### INFORMATION
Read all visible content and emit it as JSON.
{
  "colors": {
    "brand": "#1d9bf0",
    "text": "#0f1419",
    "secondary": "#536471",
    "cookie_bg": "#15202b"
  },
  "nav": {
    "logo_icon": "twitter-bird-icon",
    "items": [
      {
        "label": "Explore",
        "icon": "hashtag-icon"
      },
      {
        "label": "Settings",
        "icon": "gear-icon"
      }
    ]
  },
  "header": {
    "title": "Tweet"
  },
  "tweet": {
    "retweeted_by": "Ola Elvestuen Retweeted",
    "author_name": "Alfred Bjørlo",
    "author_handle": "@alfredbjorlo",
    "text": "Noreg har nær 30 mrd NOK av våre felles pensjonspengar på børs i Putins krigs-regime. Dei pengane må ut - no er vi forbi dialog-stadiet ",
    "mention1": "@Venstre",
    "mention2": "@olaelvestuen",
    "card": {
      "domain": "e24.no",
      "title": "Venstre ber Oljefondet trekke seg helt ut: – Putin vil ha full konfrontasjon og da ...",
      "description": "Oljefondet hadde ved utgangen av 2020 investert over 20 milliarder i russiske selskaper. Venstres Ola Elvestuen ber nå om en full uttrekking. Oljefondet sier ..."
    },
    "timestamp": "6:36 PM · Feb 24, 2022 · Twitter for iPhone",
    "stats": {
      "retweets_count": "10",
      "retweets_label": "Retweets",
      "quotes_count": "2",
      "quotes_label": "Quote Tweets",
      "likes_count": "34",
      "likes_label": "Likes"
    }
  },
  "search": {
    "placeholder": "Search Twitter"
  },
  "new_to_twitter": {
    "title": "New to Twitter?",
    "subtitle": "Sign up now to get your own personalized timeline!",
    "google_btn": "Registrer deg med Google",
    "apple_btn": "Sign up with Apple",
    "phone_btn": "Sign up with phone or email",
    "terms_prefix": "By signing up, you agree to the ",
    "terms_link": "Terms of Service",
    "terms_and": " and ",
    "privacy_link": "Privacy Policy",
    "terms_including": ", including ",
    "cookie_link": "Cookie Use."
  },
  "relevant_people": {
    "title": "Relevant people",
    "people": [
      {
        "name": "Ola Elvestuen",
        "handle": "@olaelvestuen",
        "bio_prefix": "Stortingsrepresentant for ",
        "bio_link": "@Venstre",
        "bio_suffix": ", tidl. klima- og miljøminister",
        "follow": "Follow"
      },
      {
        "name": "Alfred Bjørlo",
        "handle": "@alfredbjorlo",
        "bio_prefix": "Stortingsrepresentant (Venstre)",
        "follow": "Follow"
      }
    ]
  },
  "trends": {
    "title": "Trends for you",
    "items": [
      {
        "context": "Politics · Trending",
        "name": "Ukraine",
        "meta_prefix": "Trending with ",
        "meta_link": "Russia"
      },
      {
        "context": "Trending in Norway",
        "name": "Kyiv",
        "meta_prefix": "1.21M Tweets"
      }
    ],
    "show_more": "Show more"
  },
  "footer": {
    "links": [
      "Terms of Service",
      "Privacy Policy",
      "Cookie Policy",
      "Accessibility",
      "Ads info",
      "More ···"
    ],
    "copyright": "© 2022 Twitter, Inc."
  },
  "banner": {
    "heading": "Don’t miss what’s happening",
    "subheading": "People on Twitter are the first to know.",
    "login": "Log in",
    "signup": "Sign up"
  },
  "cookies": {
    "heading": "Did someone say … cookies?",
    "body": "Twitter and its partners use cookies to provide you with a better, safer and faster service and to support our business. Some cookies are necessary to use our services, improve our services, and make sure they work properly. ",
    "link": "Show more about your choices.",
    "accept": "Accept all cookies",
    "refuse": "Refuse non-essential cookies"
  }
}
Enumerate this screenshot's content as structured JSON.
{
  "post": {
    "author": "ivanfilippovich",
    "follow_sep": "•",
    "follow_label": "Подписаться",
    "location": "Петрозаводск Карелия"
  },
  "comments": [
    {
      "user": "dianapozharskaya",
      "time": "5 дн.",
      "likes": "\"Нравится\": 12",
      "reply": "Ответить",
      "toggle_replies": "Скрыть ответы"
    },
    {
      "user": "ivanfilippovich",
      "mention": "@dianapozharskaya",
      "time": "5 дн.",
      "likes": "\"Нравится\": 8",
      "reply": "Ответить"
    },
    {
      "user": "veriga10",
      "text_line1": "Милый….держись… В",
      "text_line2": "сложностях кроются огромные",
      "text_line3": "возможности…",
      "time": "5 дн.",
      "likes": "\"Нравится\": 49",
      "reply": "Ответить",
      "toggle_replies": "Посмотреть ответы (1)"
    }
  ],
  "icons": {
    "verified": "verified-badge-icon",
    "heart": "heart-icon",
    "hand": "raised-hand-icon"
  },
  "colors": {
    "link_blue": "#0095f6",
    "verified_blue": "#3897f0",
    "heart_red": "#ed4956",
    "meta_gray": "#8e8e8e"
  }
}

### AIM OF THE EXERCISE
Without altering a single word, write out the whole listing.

### PROBLEM SOLUTION
Read all visible content and emit it as JSON.
{
  "colors": {
    "brand": "#1d9bf0",
    "text": "#0f1419",
    "secondary": "#536471",
    "cookie_bg": "#15202b"
  },
  "nav": {
    "logo_icon": "twitter-bird-icon",
    "items": [
      {
        "label": "Explore",
        "icon": "hashtag-icon"
      },
      {
        "label": "Settings",
        "icon": "gear-icon"
      }
    ]
  },
  "header": {
    "title": "Tweet"
  },
  "tweet": {
    "retweeted_by": "Ola Elvestuen Retweeted",
    "author_name": "Alfred Bjørlo",
    "author_handle": "@alfredbjorlo",
    "text": "Noreg har nær 30 mrd NOK av våre felles pensjonspengar på børs i Putins krigs-regime. Dei pengane må ut - no er vi forbi dialog-stadiet ",
    "mention1": "@Venstre",
    "mention2": "@olaelvestuen",
    "card": {
      "domain": "e24.no",
      "title": "Venstre ber Oljefondet trekke seg helt ut: – Putin vil ha full konfrontasjon og da ...",
      "description": "Oljefondet hadde ved utgangen av 2020 investert over 20 milliarder i russiske selskaper. Venstres Ola Elvestuen ber nå om en full uttrekking. Oljefondet sier ..."
    },
    "timestamp": "6:36 PM · Feb 24, 2022 · Twitter for iPhone",
    "stats": {
      "retweets_count": "10",
      "retweets_label": "Retweets",
      "quotes_count": "2",
      "quotes_label": "Quote Tweets",
      "likes_count": "34",
      "likes_label": "Likes"
    }
  },
  "search": {
    "placeholder": "Search Twitter"
  },
  "new_to_twitter": {
    "title": "New to Twitter?",
    "subtitle": "Sign up now to get your own personalized timeline!",
    "google_btn": "Registrer deg med Google",
    "apple_btn": "Sign up with Apple",
    "phone_btn": "Sign up with phone or email",
    "terms_prefix": "By signing up, you agree to the ",
    "terms_link": "Terms of Service",
    "terms_and": " and ",
    "privacy_link": "Privacy Policy",
    "terms_including": ", including ",
    "cookie_link": "Cookie Use."
  },
  "relevant_people": {
    "title": "Relevant people",
    "people": [
      {
        "name": "Ola Elvestuen",
        "handle": "@olaelvestuen",
        "bio_prefix": "Stortingsrepresentant for ",
        "bio_link": "@Venstre",
        "bio_suffix": ", tidl. klima- og miljøminister",
        "follow": "Follow"
      },
      {
        "name": "Alfred Bjørlo",
        "handle": "@alfredbjorlo",
        "bio_prefix": "Stortingsrepresentant (Venstre)",
        "follow": "Follow"
      }
    ]
  },
  "trends": {
    "title": "Trends for you",
    "items": [
      {
        "context": "Politics · Trending",
        "name": "Ukraine",
        "meta_prefix": "Trending with ",
        "meta_link": "Russia"
      },
      {
        "context": "Trending in Norway",
        "name": "Kyiv",
        "meta_prefix": "1.21M Tweets"
      }
    ],
    "show_more": "Show more"
  },
  "footer": {
    "links": [
      "Terms of Service",
      "Privacy Policy",
      "Cookie Policy",
      "Accessibility",
      "Ads info",
      "More ···"
    ],
    "copyright": "© 2022 Twitter, Inc."
  },
  "banner": {
    "heading": "Don’t miss what’s happening",
    "subheading": "People on Twitter are the first to know.",
    "login": "Log in",
    "signup": "Sign up"
  },
  "cookies": {
    "heading": "Did someone say … cookies?",
    "body": "Twitter and its partners use cookies to provide you with a better, safer and faster service and to support our business. Some cookies are necessary to use our services, improve our services, and make sure they work properly. ",
    "link": "Show more about your choices.",
    "accept": "Accept all cookies",
    "refuse": "Refuse non-essential cookies"
  }
}
Enumerate this screenshot's content as structured JSON.
{
  "post": {
    "author": "ivanfilippovich",
    "follow_sep": "•",
    "follow_label": "Подписаться",
    "location": "Петрозаводск Карелия"
  },
  "comments": [
    {
      "user": "dianapozharskaya",
      "time": "5 дн.",
      "likes": "\"Нравится\": 12",
      "reply": "Ответить",
      "toggle_replies": "Скрыть ответы"
    },
    {
      "user": "ivanfilippovich",
      "mention": "@dianapozharskaya",
      "time": "5 дн.",
      "likes": "\"Нравится\": 8",
      "reply": "Ответить"
    },
    {
      "user": "veriga10",
      "text_line1": "Милый….держись… В",
      "text_line2": "сложностях кроются огромные",
      "text_line3": "возможности…",
      "time": "5 дн.",
      "likes": "\"Нравится\": 49",
      "reply": "Ответить",
      "toggle_replies": "Посмотреть ответы (1)"
    }
  ],
  "icons": {
    "verified": "verified-badge-icon",
    "heart": "heart-icon",
    "hand": "raised-hand-icon"
  },
  "colors": {
    "link_blue": "#0095f6",
    "verified_blue": "#3897f0",
    "heart_red": "#ed4956",
    "meta_gray": "#8e8e8e"
  }
}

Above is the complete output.